Groups Pan President Trump’s New Immigration Proposal as Elitist

Suzanne Potter | California News Service
The Trump administration's new immigration system would prioritize well-educated, high-skill migrants over those with family ties to the United States. Photo Credit: Pixabay

SACRAMENTO, Calif. – Immigrants’ rights groups are speaking out against President Donald Trump’s new immigration proposal – unveiled last Thursday – saying it betrays American values and ignores the thorniest issues that have thus far held up a comprehensive immigration deal in Congress.

If the new proposal becomes law, migrants would have to take a civics test and demonstrate proficiency in English. They’d be judged on a point system that favors those who are younger, better educated or highly skilled, or who have a job offer waiting for them.

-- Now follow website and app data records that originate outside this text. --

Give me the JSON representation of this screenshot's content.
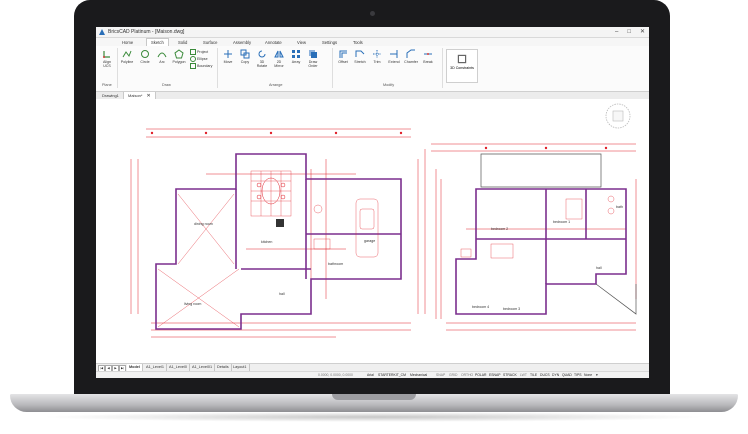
{
  "window": {
    "title": "BricsCAD Platinum - [Maison.dwg]",
    "minimize": "–",
    "maximize": "□",
    "close": "✕"
  },
  "ribbon_tabs": [
    "Home",
    "Sketch",
    "Solid",
    "Surface",
    "Assembly",
    "Annotate",
    "View",
    "Settings",
    "Tools"
  ],
  "active_ribbon_tab": "Sketch",
  "tools": [
    {
      "label": "Align\nUCS"
    },
    {
      "label": "Polyline"
    },
    {
      "label": "Circle"
    },
    {
      "label": "Arc"
    },
    {
      "label": "Polygon"
    },
    {
      "label": "Move"
    },
    {
      "label": "Copy"
    },
    {
      "label": "3D\nRotate"
    },
    {
      "label": "2D\nMirror"
    },
    {
      "label": "Array"
    },
    {
      "label": "Draw\nOrder"
    },
    {
      "label": "Offset"
    },
    {
      "label": "Stretch"
    },
    {
      "label": "Trim"
    },
    {
      "label": "Extend"
    },
    {
      "label": "Chamfer"
    },
    {
      "label": "Break"
    }
  ],
  "small_tools": [
    "Project",
    "Ellipse",
    "Boundary"
  ],
  "group_labels": {
    "plane": "Plane",
    "draw": "Draw",
    "arrange": "Arrange",
    "modify": "Modify"
  },
  "constraints_label": "3D Constraints",
  "doc_tabs": [
    {
      "label": "Drawing1"
    },
    {
      "label": "Maison*"
    }
  ],
  "layout_tabs": [
    "Model",
    "A1_Level1",
    "A1_Level0",
    "A1_Level01",
    "Details",
    "Layout1"
  ],
  "status": {
    "coords": "0.0000, 0.0000, 0.0000",
    "font": "Arial",
    "style": "STARTERKIT_CM",
    "profile": "Mechanical",
    "toggles": [
      "SNAP",
      "GRID",
      "ORTHO",
      "POLAR",
      "ESNAP",
      "STRACK",
      "LWT",
      "TILE",
      "DUCS",
      "DYN",
      "QUAD",
      "TIPS"
    ],
    "on_toggles": [
      "POLAR",
      "ESNAP",
      "STRACK",
      "TILE",
      "DUCS",
      "DYN",
      "QUAD",
      "TIPS"
    ],
    "none": "None"
  },
  "plan_labels": {
    "dining": "dining room",
    "living": "living room",
    "kitchen": "kitchen",
    "garage": "garage",
    "bathroom": "bathroom",
    "hall": "hall",
    "bedroom1": "bedroom 1",
    "bedroom2": "bedroom 2",
    "bedroom3": "bedroom 3",
    "bedroom4": "bedroom 4",
    "bath2": "bath",
    "hall2": "hall"
  },
  "colors": {
    "dim_red": "#e0202a",
    "wall_purple": "#7b2f8e",
    "grid_gray": "#b0b0b0"
  }
}
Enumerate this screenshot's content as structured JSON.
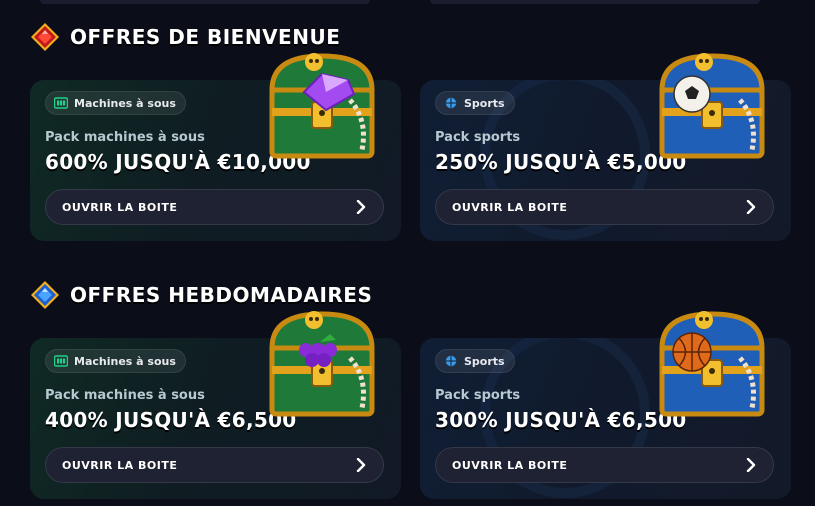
{
  "sections": [
    {
      "title": "OFFRES DE BIENVENUE",
      "gem_color": "red-gem-icon",
      "cards": [
        {
          "badge": "Machines à sous",
          "pack": "Pack machines à sous",
          "amount": "600% JUSQU'À €10,000",
          "cta": "OUVRIR LA BOITE",
          "chest": "purple-gem"
        },
        {
          "badge": "Sports",
          "pack": "Pack sports",
          "amount": "250% JUSQU'À €5,000",
          "cta": "OUVRIR LA BOITE",
          "chest": "soccer-ball"
        }
      ]
    },
    {
      "title": "OFFRES HEBDOMADAIRES",
      "gem_color": "blue-gem-icon",
      "cards": [
        {
          "badge": "Machines à sous",
          "pack": "Pack machines à sous",
          "amount": "400% JUSQU'À €6,500",
          "cta": "OUVRIR LA BOITE",
          "chest": "grapes"
        },
        {
          "badge": "Sports",
          "pack": "Pack sports",
          "amount": "300% JUSQU'À €6,500",
          "cta": "OUVRIR LA BOITE",
          "chest": "basketball"
        }
      ]
    }
  ],
  "colors": {
    "background": "#0b0d19",
    "slots_accent": "#1fd18a",
    "sports_accent": "#3a9be8",
    "button_bg": "#1f2233",
    "gold": "#e8a219"
  }
}
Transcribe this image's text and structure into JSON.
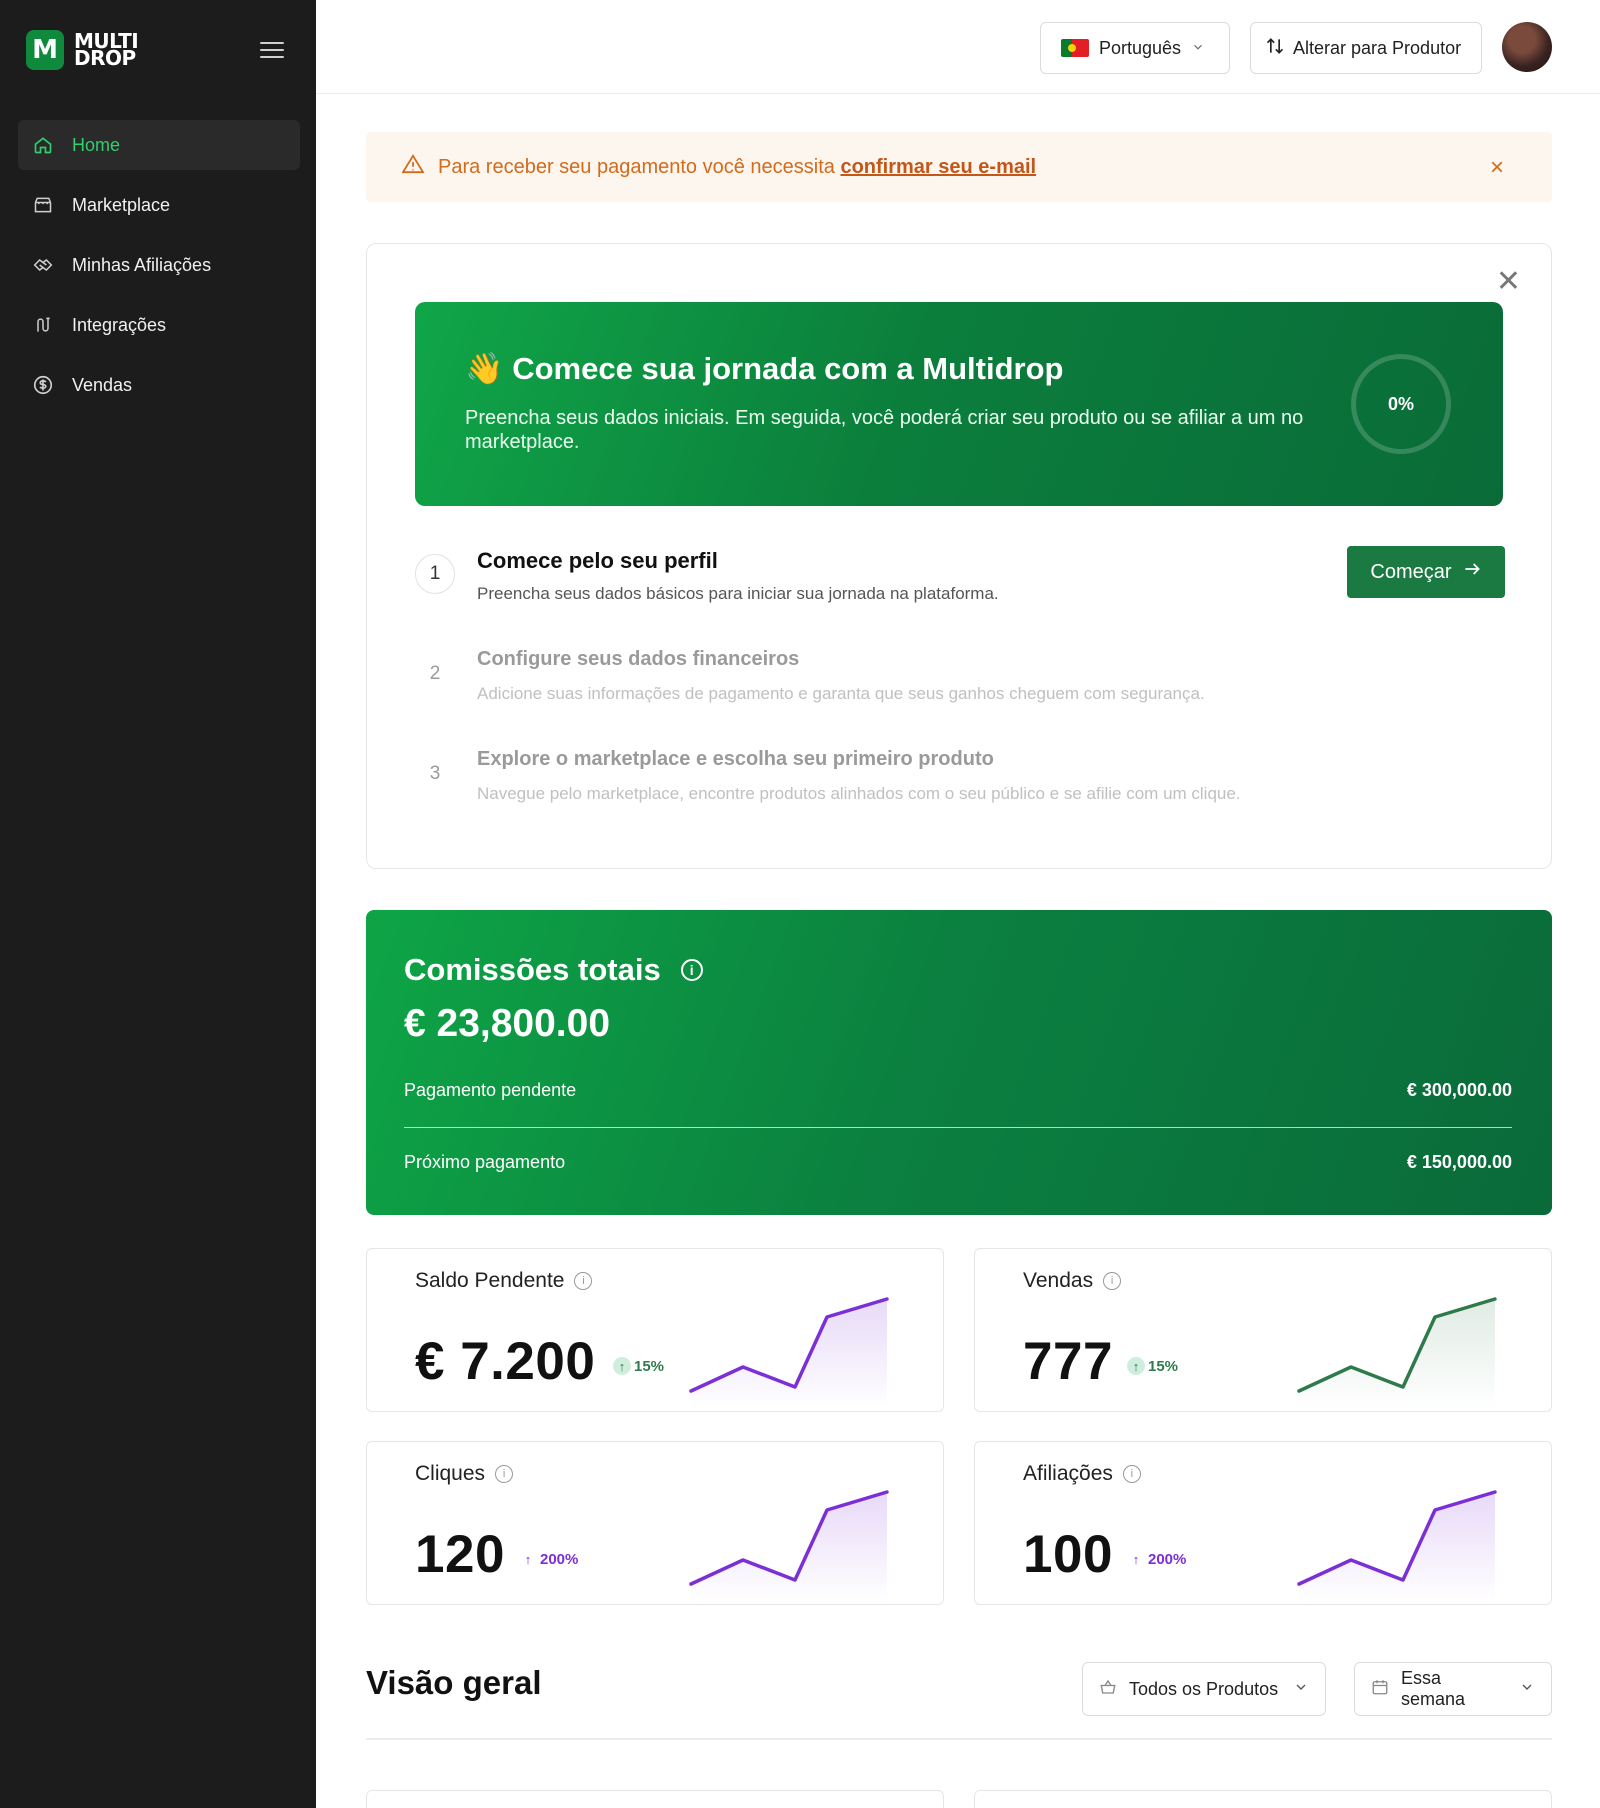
{
  "brand": {
    "line1": "MULTI",
    "line2": "DROP",
    "mark": "M"
  },
  "sidebar": {
    "items": [
      {
        "label": "Home",
        "icon": "home-icon",
        "active": true
      },
      {
        "label": "Marketplace",
        "icon": "store-icon",
        "active": false
      },
      {
        "label": "Minhas Afiliações",
        "icon": "handshake-icon",
        "active": false
      },
      {
        "label": "Integrações",
        "icon": "plug-icon",
        "active": false
      },
      {
        "label": "Vendas",
        "icon": "dollar-icon",
        "active": false
      }
    ]
  },
  "topbar": {
    "language": "Português",
    "switch_label": "Alterar para Produtor"
  },
  "alert": {
    "text": "Para receber seu pagamento você necessita",
    "link": "confirmar seu e-mail"
  },
  "onboarding": {
    "title": "Comece sua jornada com a Multidrop",
    "title_emoji": "👋",
    "subtitle": "Preencha seus dados iniciais. Em seguida, você poderá criar seu produto ou se afiliar a um no marketplace.",
    "progress": "0%",
    "steps": [
      {
        "num": "1",
        "title": "Comece pelo seu perfil",
        "desc": "Preencha seus dados básicos para iniciar sua jornada na plataforma."
      },
      {
        "num": "2",
        "title": "Configure seus dados financeiros",
        "desc": "Adicione suas informações de pagamento e garanta que seus ganhos cheguem com segurança."
      },
      {
        "num": "3",
        "title": "Explore o marketplace e escolha seu primeiro produto",
        "desc": "Navegue pelo marketplace, encontre produtos alinhados com o seu público e se afilie com um clique."
      }
    ],
    "start_label": "Começar"
  },
  "commissions": {
    "title": "Comissões totais",
    "value": "€ 23,800.00",
    "pending_label": "Pagamento pendente",
    "pending_value": "€ 300,000.00",
    "next_label": "Próximo pagamento",
    "next_value": "€ 150,000.00"
  },
  "stats": [
    {
      "title": "Saldo Pendente",
      "value": "€ 7.200",
      "change": "15%",
      "color": "#7b2fd6"
    },
    {
      "title": "Vendas",
      "value": "777",
      "change": "15%",
      "color": "#2f7a4a"
    },
    {
      "title": "Cliques",
      "value": "120",
      "change": "200%",
      "color": "#7b2fd6"
    },
    {
      "title": "Afiliações",
      "value": "100",
      "change": "200%",
      "color": "#7b2fd6"
    }
  ],
  "overview": {
    "title": "Visão geral",
    "products_filter": "Todos os Produtos",
    "period_filter": "Essa semana"
  },
  "colors": {
    "brand_green": "#0b8140",
    "sidebar_bg": "#1c1c1c",
    "active_nav": "#2fcf6b",
    "alert_text": "#d46a1c",
    "purple": "#7b2fd6"
  }
}
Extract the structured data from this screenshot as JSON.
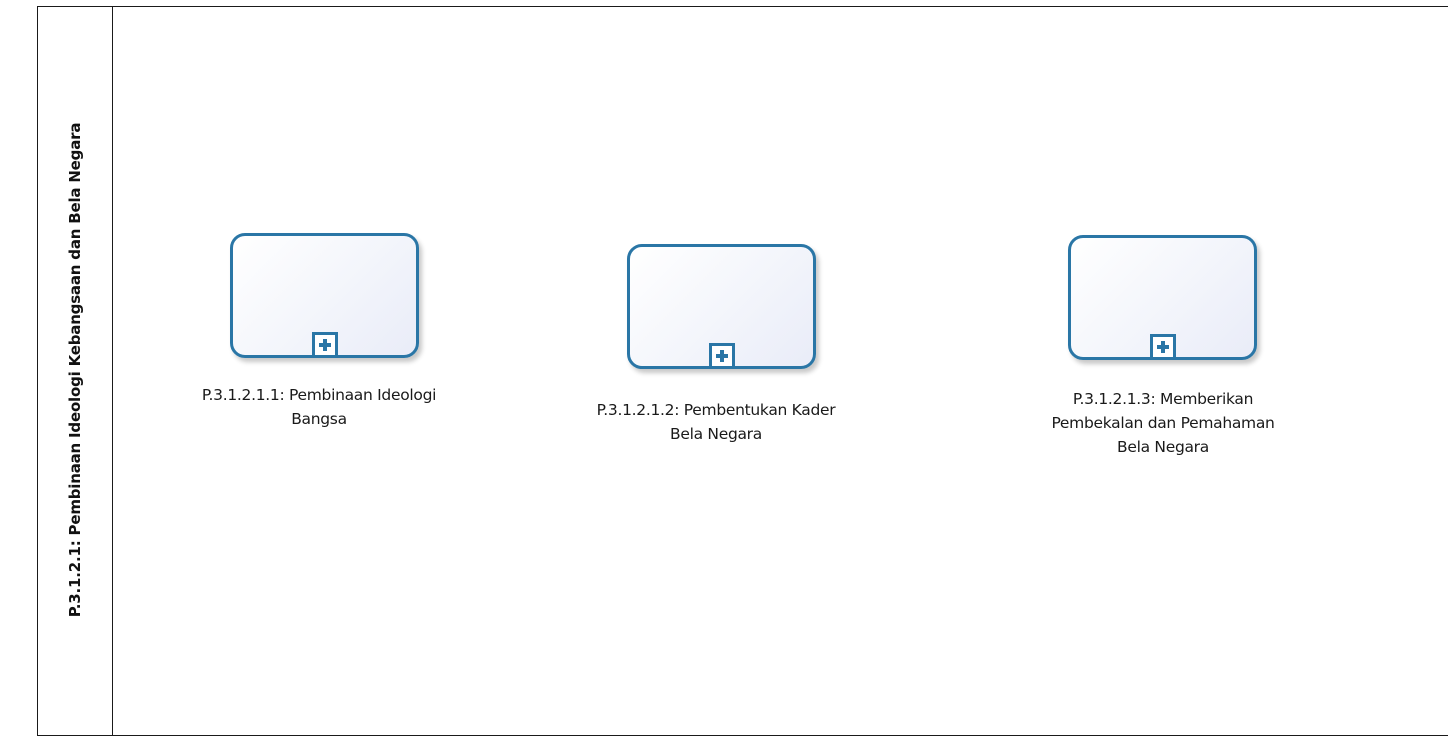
{
  "pool": {
    "label": "P.3.1.2.1: Pembinaan Ideologi Kebangsaan dan Bela Negara"
  },
  "tasks": [
    {
      "line1": "P.3.1.2.1.1: Pembinaan Ideologi",
      "line2": "Bangsa",
      "line3": "",
      "marker_icon": "collapsed-subprocess-plus-icon"
    },
    {
      "line1": "P.3.1.2.1.2: Pembentukan Kader",
      "line2": "Bela Negara",
      "line3": "",
      "marker_icon": "collapsed-subprocess-plus-icon"
    },
    {
      "line1": "P.3.1.2.1.3: Memberikan",
      "line2": "Pembekalan dan Pemahaman",
      "line3": "Bela Negara",
      "marker_icon": "collapsed-subprocess-plus-icon"
    }
  ],
  "colors": {
    "task_border": "#2a76a6",
    "pool_border": "#1a1a1a",
    "text": "#1a1a1a"
  }
}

Karina Martinez, communications director with the group Mi Familia Vota Los Angeles, says that doesn’t sound much like a country founded to be welcoming to people of all economic backgrounds.

“While it’s OK to have skills-based immigration programs, our immigration should not be limited to only a select few and elites,” says Martinez. “Especially when you add a language test, it just goes against our national values.”

The president defends his policy, saying it will protect jobs by keeping more low-wage workers out.

According to the American Immigration Council, more than 25% of California residents are foreign-born, and 20% are native-born with at least one immigrant parent. The state also is home to 2.4 million undocumented immigrants, who are a big part of the labor force and contribute to the economy through spending and taxes.

Martinez notes that the proposal makes no mention of a path to citizenship for the 200,000 DACA recipients living in California.

“They want to be able to use what they’ve learned and harness the skills that they have,” says Martinez. “So, it’s a real tragedy when President Trump is doing more to hurt people than to help people.”

Critics of the proposal also point out that it doesn’t address the fate of the 450,000 holders of Temporary Protected Status, or the 11 million undocumented people currently living in the United States.